** Provided records follows **
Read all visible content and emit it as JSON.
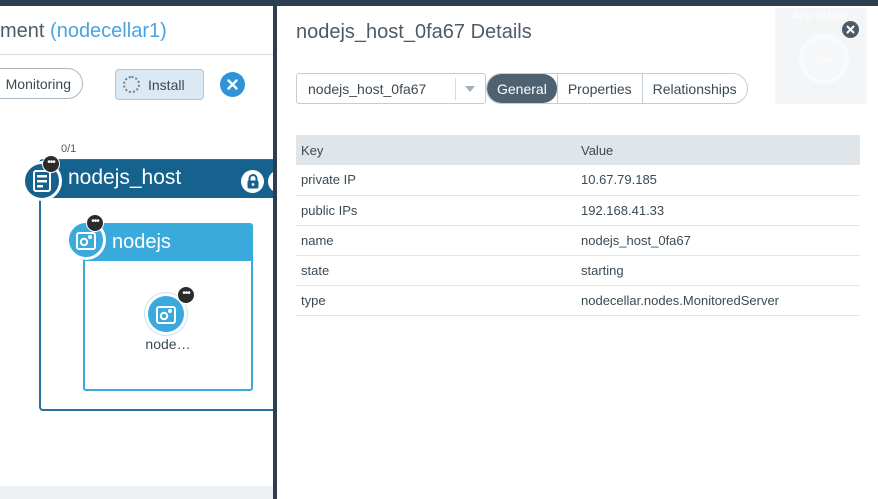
{
  "blueprint": {
    "title_prefix": "ment",
    "deployment_name": "(nodecellar1)",
    "buttons": {
      "monitoring_label": "Monitoring",
      "install_label": "Install"
    },
    "host_node": {
      "name": "nodejs_host",
      "instance_count": "0/1"
    },
    "nodejs_node": {
      "name": "nodejs"
    },
    "inner_node": {
      "name": "node…"
    }
  },
  "details": {
    "title": "nodejs_host_0fa67 Details",
    "app_status": {
      "label": "App Status",
      "percent": "0%"
    },
    "selected_instance": "nodejs_host_0fa67",
    "tabs": [
      {
        "label": "General",
        "active": true
      },
      {
        "label": "Properties",
        "active": false
      },
      {
        "label": "Relationships",
        "active": false
      }
    ],
    "table": {
      "headers": {
        "key": "Key",
        "value": "Value"
      },
      "rows": [
        {
          "key": "private IP",
          "value": "10.67.79.185"
        },
        {
          "key": "public IPs",
          "value": "192.168.41.33"
        },
        {
          "key": "name",
          "value": "nodejs_host_0fa67"
        },
        {
          "key": "state",
          "value": "starting"
        },
        {
          "key": "type",
          "value": "nodecellar.nodes.MonitoredServer"
        }
      ]
    }
  },
  "colors": {
    "frame": "#2d3e50",
    "host_blue": "#16628f",
    "node_blue": "#3aa9db",
    "accent_blue": "#2f93d8",
    "active_tab": "#4f6272"
  },
  "icons": {
    "cancel": "close-icon",
    "install": "spinner-icon",
    "host": "server-icon",
    "node": "gears-icon",
    "lock": "lock-icon",
    "more": "more-options-icon",
    "close_details": "close-icon",
    "dropdown": "chevron-down-icon"
  }
}
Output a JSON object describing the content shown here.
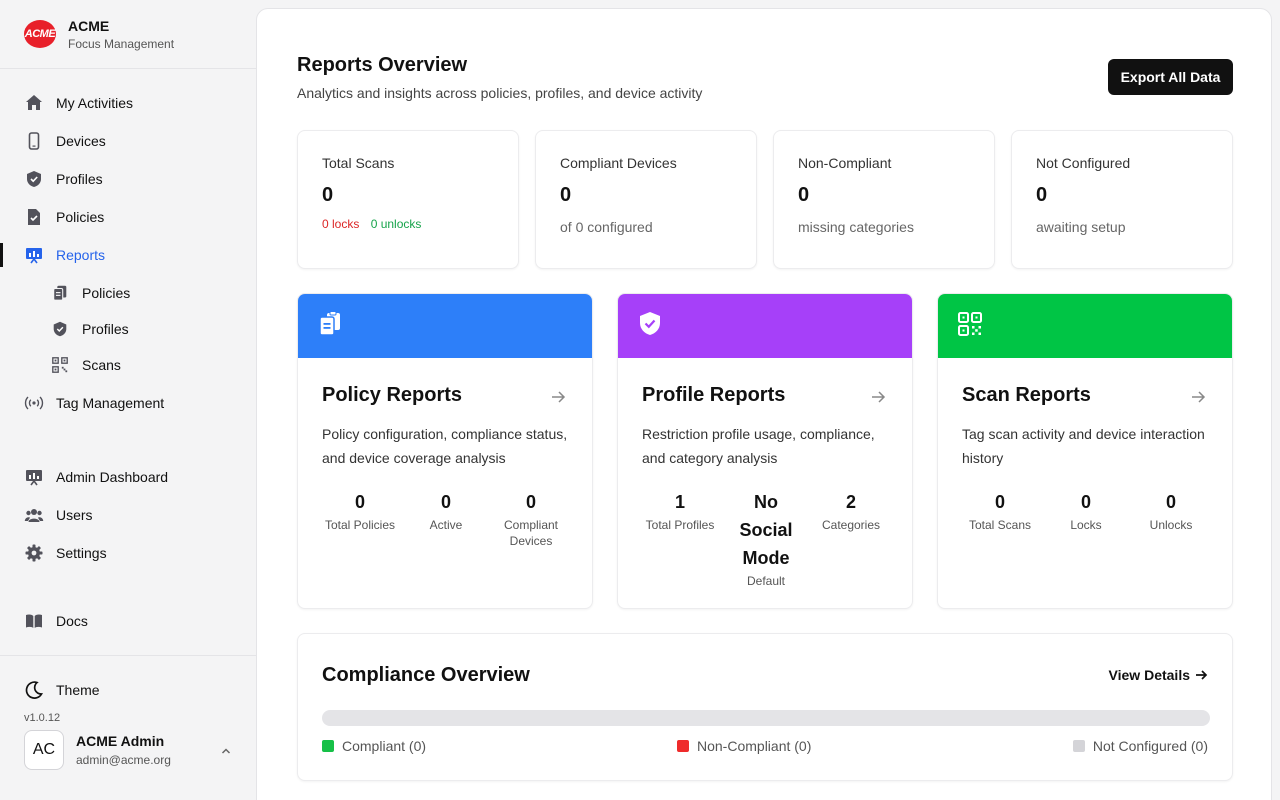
{
  "brand": {
    "logo_text": "ACME",
    "name": "ACME",
    "subtitle": "Focus Management",
    "logo_color": "#e8202a"
  },
  "sidebar": {
    "items": [
      {
        "label": "My Activities",
        "icon": "home-icon"
      },
      {
        "label": "Devices",
        "icon": "phone-icon"
      },
      {
        "label": "Profiles",
        "icon": "shield-icon"
      },
      {
        "label": "Policies",
        "icon": "document-check-icon"
      },
      {
        "label": "Reports",
        "icon": "presentation-chart-icon",
        "active": true
      },
      {
        "label": "Policies",
        "icon": "documents-icon",
        "sub": true
      },
      {
        "label": "Profiles",
        "icon": "shield-icon",
        "sub": true
      },
      {
        "label": "Scans",
        "icon": "qr-code-icon",
        "sub": true
      },
      {
        "label": "Tag Management",
        "icon": "signal-icon"
      },
      {
        "label": "Admin Dashboard",
        "icon": "presentation-chart-icon"
      },
      {
        "label": "Users",
        "icon": "users-icon"
      },
      {
        "label": "Settings",
        "icon": "gear-icon"
      },
      {
        "label": "Docs",
        "icon": "book-icon"
      }
    ],
    "theme_label": "Theme",
    "version": "v1.0.12",
    "user": {
      "initials": "AC",
      "name": "ACME Admin",
      "email": "admin@acme.org"
    }
  },
  "header": {
    "title": "Reports Overview",
    "subtitle": "Analytics and insights across policies, profiles, and device activity",
    "export_label": "Export All Data"
  },
  "stats": [
    {
      "label": "Total Scans",
      "value": "0",
      "locks": "0 locks",
      "unlocks": "0 unlocks"
    },
    {
      "label": "Compliant Devices",
      "value": "0",
      "desc": "of 0 configured"
    },
    {
      "label": "Non-Compliant",
      "value": "0",
      "desc": "missing categories"
    },
    {
      "label": "Not Configured",
      "value": "0",
      "desc": "awaiting setup"
    }
  ],
  "report_cards": [
    {
      "title": "Policy Reports",
      "icon": "documents-icon",
      "color": "#2d7ff9",
      "desc": "Policy configuration, compliance status, and device coverage analysis",
      "metrics": [
        {
          "value": "0",
          "label": "Total Policies"
        },
        {
          "value": "0",
          "label": "Active"
        },
        {
          "value": "0",
          "label": "Compliant Devices"
        }
      ]
    },
    {
      "title": "Profile Reports",
      "icon": "shield-check-icon",
      "color": "#a640f9",
      "desc": "Restriction profile usage, compliance, and category analysis",
      "metrics": [
        {
          "value": "1",
          "label": "Total Profiles"
        },
        {
          "value": "No Social Mode",
          "label": "Default"
        },
        {
          "value": "2",
          "label": "Categories"
        }
      ]
    },
    {
      "title": "Scan Reports",
      "icon": "qr-code-icon",
      "color": "#00c545",
      "desc": "Tag scan activity and device interaction history",
      "metrics": [
        {
          "value": "0",
          "label": "Total Scans"
        },
        {
          "value": "0",
          "label": "Locks"
        },
        {
          "value": "0",
          "label": "Unlocks"
        }
      ]
    }
  ],
  "compliance": {
    "title": "Compliance Overview",
    "link_label": "View Details",
    "compliant_fraction": 0,
    "non_compliant_fraction": 0,
    "legend": [
      {
        "label": "Compliant (0)",
        "color": "#16c047"
      },
      {
        "label": "Non-Compliant (0)",
        "color": "#ef2b2b"
      },
      {
        "label": "Not Configured (0)",
        "color": "#d4d4d8"
      }
    ]
  }
}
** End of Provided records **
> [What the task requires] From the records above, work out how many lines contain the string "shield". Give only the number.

> [Completed task] 3